However, its greatest contribution was as an anti-submarine aircraft that sank German and Japanese submarines, pinpointed them for Allied surface ships to attack, or kept the subs at bay just by being present.
After serving in several Allied militaries during World War II, many Catalinas remained in operation with militaries and civilian users around the world. The US military pursued other seaplanes early in the Cold War, but amphibious aircraft had lost their utility by 1960.
More recently, some Catalinas were used as firefighting aircraft, though none remain in military or commercial service.
While impressive, the original Catalina had its flaws. It was slow and ponderous in the air, which made using it near enemy fighters and air defenses a risky proposition. Stormy waves could ground seaplanes unless they also had access to a paved runway. (The PBY-5 and earlier models couldn’t land on anything but water.)
An AG600 amphibious aircraft in the sea off of Qingdao in China in July 2020.
These issues were outweighed by the Catalina’s other qualities. Its long range and ability to land on water were important features in the vast Pacific theater, where many islands had only rudimentary ground facilities. Seaplane tender ships also allowed Catalinas to operate away from established infrastructure.
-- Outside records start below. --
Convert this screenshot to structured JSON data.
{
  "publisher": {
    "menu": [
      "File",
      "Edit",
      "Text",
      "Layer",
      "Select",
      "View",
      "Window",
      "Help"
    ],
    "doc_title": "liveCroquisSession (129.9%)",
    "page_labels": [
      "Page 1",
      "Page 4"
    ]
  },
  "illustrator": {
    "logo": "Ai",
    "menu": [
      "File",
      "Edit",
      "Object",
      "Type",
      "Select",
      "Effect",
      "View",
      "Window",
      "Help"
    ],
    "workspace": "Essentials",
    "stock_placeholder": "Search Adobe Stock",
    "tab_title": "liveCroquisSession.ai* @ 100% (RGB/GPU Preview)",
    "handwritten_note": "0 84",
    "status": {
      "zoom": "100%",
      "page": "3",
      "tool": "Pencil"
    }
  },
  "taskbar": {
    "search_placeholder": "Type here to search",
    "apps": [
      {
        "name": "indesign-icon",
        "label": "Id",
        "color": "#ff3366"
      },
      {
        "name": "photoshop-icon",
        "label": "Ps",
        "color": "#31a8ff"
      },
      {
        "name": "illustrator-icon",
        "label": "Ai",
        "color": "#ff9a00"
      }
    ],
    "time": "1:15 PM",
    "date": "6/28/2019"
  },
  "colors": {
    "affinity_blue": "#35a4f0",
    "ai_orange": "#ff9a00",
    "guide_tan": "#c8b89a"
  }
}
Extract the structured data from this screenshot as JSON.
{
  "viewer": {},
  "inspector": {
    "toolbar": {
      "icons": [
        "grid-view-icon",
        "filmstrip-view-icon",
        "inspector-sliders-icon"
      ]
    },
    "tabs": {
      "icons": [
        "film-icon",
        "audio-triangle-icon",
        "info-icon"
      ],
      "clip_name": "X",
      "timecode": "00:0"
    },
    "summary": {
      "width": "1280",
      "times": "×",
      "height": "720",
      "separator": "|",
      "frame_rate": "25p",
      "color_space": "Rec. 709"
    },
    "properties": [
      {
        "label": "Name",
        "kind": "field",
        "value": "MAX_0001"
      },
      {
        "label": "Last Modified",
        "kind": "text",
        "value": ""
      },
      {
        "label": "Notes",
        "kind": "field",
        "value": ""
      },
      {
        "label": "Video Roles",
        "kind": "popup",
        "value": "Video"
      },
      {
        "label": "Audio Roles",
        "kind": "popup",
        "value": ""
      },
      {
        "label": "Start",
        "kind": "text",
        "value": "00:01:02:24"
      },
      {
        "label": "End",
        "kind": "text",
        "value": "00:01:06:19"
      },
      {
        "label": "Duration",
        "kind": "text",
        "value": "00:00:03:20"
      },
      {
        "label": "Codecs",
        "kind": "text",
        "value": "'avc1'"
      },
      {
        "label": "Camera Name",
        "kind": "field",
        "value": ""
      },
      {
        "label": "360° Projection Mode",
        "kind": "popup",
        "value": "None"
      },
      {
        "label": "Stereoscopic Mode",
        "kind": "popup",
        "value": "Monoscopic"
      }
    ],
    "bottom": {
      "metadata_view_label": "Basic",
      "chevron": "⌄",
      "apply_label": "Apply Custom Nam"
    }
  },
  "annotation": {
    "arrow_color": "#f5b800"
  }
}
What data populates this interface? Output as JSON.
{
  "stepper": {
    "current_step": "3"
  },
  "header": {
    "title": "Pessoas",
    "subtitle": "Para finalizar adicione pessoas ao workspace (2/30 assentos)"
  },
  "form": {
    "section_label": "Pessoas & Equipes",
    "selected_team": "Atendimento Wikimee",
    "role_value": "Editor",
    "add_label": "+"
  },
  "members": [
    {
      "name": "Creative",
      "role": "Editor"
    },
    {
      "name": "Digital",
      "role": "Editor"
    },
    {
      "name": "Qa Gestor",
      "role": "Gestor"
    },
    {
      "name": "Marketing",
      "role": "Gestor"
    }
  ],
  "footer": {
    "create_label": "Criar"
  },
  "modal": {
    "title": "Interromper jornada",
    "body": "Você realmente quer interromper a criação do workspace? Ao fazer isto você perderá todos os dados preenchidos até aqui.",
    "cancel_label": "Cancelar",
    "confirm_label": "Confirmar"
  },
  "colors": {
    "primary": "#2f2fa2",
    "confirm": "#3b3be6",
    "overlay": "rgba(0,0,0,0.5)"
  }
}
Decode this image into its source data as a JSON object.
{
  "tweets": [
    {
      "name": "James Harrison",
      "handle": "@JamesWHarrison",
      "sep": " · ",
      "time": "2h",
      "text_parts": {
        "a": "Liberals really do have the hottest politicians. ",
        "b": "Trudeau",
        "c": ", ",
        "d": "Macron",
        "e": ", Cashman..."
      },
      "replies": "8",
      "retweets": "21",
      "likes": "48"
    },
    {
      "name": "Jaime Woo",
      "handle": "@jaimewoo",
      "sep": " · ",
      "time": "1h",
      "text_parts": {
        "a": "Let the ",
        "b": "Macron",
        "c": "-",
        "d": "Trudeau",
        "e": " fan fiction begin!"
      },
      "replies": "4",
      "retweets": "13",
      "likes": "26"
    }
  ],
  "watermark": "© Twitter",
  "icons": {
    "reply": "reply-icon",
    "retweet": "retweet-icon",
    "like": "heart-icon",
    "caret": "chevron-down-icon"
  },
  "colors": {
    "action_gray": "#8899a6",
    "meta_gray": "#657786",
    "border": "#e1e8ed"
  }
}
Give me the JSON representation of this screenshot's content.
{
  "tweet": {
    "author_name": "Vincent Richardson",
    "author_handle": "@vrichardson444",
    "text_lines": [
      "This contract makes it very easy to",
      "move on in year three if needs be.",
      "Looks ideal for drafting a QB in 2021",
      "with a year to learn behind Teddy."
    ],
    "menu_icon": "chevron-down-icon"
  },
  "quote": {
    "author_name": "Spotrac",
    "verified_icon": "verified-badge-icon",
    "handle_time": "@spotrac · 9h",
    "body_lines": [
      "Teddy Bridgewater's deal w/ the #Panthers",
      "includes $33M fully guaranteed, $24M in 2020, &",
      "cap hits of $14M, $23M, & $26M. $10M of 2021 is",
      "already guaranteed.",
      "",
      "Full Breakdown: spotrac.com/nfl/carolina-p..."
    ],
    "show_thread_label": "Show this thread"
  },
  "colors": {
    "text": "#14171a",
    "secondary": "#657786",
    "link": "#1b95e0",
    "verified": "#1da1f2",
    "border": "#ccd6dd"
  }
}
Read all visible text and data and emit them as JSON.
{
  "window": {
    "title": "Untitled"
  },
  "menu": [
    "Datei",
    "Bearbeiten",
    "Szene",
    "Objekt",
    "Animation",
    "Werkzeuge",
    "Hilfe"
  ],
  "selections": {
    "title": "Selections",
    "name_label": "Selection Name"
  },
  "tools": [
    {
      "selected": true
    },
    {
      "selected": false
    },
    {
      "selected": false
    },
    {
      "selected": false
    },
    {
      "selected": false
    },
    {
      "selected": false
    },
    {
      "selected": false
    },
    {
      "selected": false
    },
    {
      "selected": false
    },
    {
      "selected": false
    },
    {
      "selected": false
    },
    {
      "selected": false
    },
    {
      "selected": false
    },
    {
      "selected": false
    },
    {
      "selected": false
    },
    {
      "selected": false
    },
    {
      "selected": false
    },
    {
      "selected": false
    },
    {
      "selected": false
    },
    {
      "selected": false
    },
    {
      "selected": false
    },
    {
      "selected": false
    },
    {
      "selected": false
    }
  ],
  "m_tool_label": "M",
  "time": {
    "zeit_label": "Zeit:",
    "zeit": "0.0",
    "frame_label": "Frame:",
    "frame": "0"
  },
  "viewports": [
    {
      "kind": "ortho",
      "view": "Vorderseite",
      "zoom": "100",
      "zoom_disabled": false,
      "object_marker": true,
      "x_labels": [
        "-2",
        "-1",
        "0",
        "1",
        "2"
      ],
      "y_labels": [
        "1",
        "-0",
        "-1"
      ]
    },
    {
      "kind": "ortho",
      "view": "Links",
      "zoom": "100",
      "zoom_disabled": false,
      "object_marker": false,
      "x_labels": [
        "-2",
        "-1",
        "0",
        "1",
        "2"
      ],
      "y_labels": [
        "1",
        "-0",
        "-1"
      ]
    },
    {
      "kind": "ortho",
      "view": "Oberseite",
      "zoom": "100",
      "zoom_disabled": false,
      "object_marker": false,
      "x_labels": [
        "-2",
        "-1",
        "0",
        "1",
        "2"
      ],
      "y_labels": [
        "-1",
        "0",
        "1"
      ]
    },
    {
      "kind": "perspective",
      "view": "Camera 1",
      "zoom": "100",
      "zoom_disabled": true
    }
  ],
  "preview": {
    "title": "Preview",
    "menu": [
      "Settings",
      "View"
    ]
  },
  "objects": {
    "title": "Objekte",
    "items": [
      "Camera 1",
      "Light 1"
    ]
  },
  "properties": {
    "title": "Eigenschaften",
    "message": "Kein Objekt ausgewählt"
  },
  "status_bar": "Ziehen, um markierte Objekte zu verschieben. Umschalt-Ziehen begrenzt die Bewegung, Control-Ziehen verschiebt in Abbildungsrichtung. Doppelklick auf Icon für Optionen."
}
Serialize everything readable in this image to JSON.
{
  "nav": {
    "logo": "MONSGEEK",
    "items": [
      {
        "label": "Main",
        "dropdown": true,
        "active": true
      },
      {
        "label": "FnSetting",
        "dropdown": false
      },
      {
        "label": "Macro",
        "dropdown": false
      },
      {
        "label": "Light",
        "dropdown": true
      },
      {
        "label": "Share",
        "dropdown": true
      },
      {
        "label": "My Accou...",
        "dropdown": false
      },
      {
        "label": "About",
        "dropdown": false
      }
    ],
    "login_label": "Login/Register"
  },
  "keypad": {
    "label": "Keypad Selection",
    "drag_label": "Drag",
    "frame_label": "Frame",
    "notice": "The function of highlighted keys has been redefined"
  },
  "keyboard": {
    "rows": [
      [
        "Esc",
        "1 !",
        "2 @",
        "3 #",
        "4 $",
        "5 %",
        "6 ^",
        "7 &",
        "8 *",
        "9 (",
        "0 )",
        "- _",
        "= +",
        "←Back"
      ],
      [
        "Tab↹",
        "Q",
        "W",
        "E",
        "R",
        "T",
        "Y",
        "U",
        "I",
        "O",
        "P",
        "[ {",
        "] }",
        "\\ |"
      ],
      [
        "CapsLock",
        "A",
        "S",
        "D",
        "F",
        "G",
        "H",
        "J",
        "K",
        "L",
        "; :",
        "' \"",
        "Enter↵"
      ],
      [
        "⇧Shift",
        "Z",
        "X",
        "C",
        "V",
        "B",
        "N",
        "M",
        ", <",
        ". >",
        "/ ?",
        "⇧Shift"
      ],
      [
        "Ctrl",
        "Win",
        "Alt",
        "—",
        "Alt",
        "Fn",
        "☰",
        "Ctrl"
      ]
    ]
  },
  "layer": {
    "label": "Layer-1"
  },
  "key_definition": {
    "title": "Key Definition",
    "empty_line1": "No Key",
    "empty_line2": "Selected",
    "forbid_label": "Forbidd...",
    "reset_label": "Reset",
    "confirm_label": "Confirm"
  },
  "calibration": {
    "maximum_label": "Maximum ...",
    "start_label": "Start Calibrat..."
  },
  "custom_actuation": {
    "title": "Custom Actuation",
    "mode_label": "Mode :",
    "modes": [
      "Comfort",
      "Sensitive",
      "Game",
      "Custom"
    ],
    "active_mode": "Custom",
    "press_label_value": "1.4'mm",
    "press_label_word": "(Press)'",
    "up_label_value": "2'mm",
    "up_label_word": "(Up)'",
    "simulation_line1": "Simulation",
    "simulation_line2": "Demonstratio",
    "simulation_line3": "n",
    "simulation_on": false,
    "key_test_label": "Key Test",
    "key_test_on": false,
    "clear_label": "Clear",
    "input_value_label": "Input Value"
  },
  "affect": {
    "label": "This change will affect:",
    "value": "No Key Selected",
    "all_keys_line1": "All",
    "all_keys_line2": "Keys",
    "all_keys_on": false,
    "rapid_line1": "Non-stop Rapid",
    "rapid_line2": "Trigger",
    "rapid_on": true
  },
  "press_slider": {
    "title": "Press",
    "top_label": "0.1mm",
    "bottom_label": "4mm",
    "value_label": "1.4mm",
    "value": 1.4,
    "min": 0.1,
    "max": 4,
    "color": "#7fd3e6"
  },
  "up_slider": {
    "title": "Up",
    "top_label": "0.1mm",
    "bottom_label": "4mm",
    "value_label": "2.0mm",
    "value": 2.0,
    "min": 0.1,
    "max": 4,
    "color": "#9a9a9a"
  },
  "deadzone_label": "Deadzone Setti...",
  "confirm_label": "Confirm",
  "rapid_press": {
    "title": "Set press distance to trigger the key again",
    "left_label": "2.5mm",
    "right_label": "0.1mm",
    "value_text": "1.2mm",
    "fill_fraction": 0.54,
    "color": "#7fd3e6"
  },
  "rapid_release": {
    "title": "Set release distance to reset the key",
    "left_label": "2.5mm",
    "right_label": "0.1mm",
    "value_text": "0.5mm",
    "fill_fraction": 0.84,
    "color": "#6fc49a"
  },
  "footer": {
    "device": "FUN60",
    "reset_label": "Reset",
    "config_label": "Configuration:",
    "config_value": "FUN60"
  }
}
With the Pentagon increasingly worried that a war with China in the Pacific would see Guam and other US airbases pounded by ballistic and cruise missiles, an aircraft that just needs some moderately calm water could be invaluable. Indeed, the Catalina redux is part of the growing interest in seaplanes.
US Air Force Special Operations Command wants an amphibious version of the C-130 Hercules, and DARPA has started developing the Liberty Lifter, a giant seaplane similar in size and capacity to the C-17 cargo plane.
If the US military were to get its hands on another seaplane, it would be small but notable company. Russia’s military has long operated seaplanes and currently uses the jet-powered Be-200. Japan’s Maritime Self-Defense Force has the well-regarded US-2. Meanwhile, China has the AG600, a 60-ton aircraft that may be the world’s largest seaplane.
Michael Peck is a defense writer whose work has appeared in Forbes, Defense News, Foreign Policy magazine, and other publications. He holds a master’s in political science. Follow him on Twitter and LinkedIn.